New to Real Estate Investing, need advice

I’m new to this forum, and so far, really like what I’ve seen. I’m in a tough place, and need some advice from someone who really knows what they are talking about. I live in Southwest Florida, and I’m about to put my house on the market to be sold. I’ve been getting mixed advice depending on who I ask this question, so I figured this would be the best place to get the real answers. From the research that I gathered, I should have around 25k to invest after all of my expenses, after I pay down some debt etc. That should be a good 25% down payment on a decent duplex in my area. I only make about 70k/year, so that sort of limits my options. What I’m trying to figure out is, should I take the money, buy a duplex, and rent for a while? That would give me some time to gather more funds for a down payment and get ready to buy a house to live in. My concern with this is that I don’t want to get denied for my primary home loan when it comes time for me to get it. Another alternative is, getting my primary house first, and then try to get the duplex. I really want to start building my property portfolio, but don’t want to start of on the wrong foot. Also, I don’t know if this matters, but my credit score hovers around the 700s. Any other advice on getting started would be much appreciated.

Thank you,


I can’t really tell what you’re trying to accomplish here.

Are you wanting cash flow, appreciation, forced appreciation, long-term or short-term holding, or what?

It makes zero sense to sell your primary residence to get investing money. Borrow against it.

If you sell the house, and the investment turns out bad, and you lose your investment money, you also don’t have a house of your own to live in either, and then your credit might turn to toast, too. Fail.

If you borrow against the house, and the deal goes bad, you’ve still got a place to live in, despite damaged credit; albeit a higher monthly payment,.

Meantime, if you collateralize your dead equity by creating a note in favor of the seller in order to qualify for conventional financing, you avoid the overhead of selling your primary residence. Also, lien values can be much larger than the actual equity in the property.

You might have $25k in actual equity in your house, but a seller might accept a note for $40k against it, in effective equity…

This of course means the seller is carrying a 2nd on your property.
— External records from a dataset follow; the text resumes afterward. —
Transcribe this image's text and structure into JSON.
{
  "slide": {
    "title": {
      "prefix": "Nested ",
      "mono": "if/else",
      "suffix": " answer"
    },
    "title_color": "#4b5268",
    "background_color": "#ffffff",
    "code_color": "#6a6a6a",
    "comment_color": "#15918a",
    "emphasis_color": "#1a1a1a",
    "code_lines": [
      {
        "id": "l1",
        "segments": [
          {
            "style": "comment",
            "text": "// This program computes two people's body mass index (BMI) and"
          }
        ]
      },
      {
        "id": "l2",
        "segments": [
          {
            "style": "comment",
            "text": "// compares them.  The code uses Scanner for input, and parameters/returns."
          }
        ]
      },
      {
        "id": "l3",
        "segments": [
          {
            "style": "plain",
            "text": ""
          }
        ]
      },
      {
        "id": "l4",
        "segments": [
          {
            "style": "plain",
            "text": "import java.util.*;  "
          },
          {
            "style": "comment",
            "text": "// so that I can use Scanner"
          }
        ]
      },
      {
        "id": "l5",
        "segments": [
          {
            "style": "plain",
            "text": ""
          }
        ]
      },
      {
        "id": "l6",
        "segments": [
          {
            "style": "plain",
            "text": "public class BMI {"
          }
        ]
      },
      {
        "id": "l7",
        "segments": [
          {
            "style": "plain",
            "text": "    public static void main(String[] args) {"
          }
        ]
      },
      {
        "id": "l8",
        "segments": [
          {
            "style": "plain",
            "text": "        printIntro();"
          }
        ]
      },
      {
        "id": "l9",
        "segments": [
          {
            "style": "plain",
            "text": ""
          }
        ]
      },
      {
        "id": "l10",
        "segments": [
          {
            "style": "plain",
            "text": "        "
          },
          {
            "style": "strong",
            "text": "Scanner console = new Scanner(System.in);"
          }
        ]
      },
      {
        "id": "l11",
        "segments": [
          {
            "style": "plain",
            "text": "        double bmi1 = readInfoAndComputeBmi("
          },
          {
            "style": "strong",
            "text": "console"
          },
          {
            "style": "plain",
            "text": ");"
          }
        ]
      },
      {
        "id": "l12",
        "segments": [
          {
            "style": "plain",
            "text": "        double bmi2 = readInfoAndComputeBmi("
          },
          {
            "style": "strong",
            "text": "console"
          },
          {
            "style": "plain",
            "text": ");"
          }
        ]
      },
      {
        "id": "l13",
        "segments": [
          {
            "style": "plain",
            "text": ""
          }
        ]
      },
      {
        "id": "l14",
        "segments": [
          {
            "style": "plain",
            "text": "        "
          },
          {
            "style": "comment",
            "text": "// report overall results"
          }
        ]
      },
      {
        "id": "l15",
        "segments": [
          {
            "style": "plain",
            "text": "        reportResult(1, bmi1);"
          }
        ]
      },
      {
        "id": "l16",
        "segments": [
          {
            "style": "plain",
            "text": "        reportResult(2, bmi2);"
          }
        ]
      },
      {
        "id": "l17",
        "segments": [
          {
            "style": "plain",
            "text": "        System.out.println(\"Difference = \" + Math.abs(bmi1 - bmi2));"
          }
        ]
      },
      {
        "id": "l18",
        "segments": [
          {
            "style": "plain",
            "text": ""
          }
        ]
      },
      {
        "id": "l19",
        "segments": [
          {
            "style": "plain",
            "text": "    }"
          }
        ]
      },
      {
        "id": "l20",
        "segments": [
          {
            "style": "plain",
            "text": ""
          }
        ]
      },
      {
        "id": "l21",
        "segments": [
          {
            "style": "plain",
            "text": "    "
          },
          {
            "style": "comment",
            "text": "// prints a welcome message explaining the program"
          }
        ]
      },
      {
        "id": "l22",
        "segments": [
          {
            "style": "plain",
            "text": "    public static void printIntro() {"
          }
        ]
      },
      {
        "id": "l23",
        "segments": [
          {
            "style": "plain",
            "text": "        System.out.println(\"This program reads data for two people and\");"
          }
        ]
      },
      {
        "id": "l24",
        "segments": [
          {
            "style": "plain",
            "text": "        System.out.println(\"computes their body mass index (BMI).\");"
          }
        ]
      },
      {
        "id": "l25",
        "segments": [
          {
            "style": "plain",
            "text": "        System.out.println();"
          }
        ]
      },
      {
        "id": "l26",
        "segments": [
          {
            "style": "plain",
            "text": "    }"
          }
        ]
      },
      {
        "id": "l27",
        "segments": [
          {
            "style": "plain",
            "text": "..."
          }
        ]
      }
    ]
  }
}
That’s fine as long as it’s just temporary, or just long enough to get conventional financing.

Now this begs the question, “Why not just have the seller carry a 2nd (as a down payment) on the investment property itself, and then get conventional financing?”

Well, many banks won’t finance deals structured this way. So, instead of encumbering the subject property with a 2nd mortgage, you encumber your own house with a 2nd mortgage, payable to the seller (as a down payment).

Of course once the transaction has closed, you want the 2nd mortgage lien moved back to the subject property. This way, you can re-encumber your dead equity again to finance the next property. Theoretically, you can daisy chain your dead equity in your primary residence, over and over, to buy more investment properties.

Most sellers, if they are willing to carry the equivalent of the down payment in the first place, are willing to cooperate with this scheme. If not, I would question whether the property I was buying was actually worth what I was paying. The seller should feel secure about a lien on the property he’s selling. Otherwise, maybe he knows something more than we do. Hmmm.

This is a financing approach that both Barney Zick and Robert Allen have taught for about 30 years. It’s not new, but it’s still an enormously effective, high leverage financing strategy. Barney Zick used to say, it’s OK to take big risks when you’re starting out, because you’ve got little to lose.

Hope that helps.

Similar to the prior response…

How are you defining success? Depending on your definition, there could be more than one valid answer.

One successful RE investors (over 30 years plus a few books) would state that you should rent rather than worry about owning your own place. His logic is you can rent a better place than you can likely buy. He would also have you put the extra cash into the investments until they kick off enough cash so you can pay for your home without a day job.